Nabemono (鍋物, なべ物, nabe cooking pot + mono things, stuffs, kinds) or simply called Nabe, is a term referring to all varieties of Japanese steamboat dishes, also known as one pot dishes.
The pots are traditionally made of clay (土鍋, donabe) which can keep warm for a while after taken off from the fire or cast thick iron (鉄鍋, tetsunabe)
which evenly distribute heat and preferably used for sukiyaki. The pots
are usually placed in the center of dinning tables, shared by multiple
Most nabemono are stews and soups served during the colder seasons.
In modern Japan, nabemono are kept hot at the dining table by portable
The dish is frequently cooked at the table, and the diners can pick the
cooked ingredients they want from the pot. It is either eaten with the
broth or with a dip. Further ingredients can also be successively added
to the pot.
Eating together from a shared pot is considered as an important
feature of nabemono; East Asian people believe that eating from one pot
makes a closer relationship. The Japanese thus say, Nabe (w)o kakomu
(鍋を囲む、"sitting around the pot"), implying that sharing nabemono will
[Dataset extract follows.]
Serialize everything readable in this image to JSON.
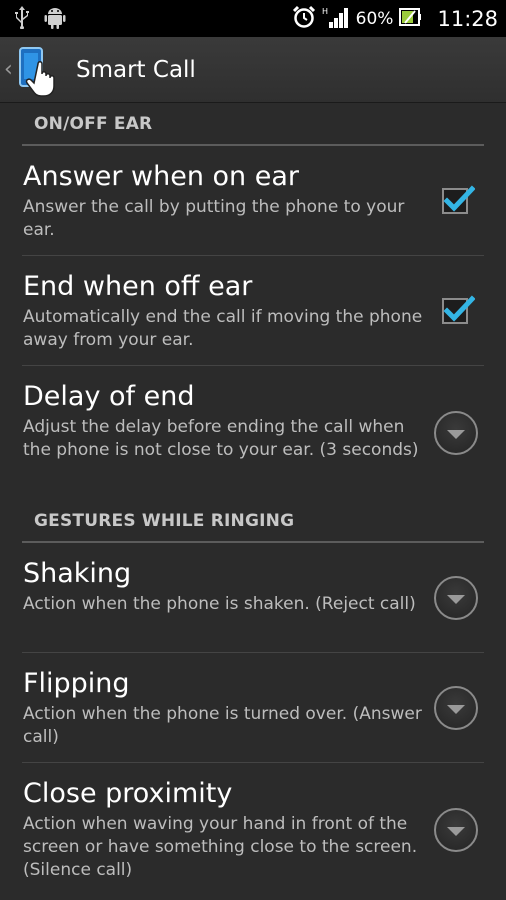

create warm relations between the diners who eat together from the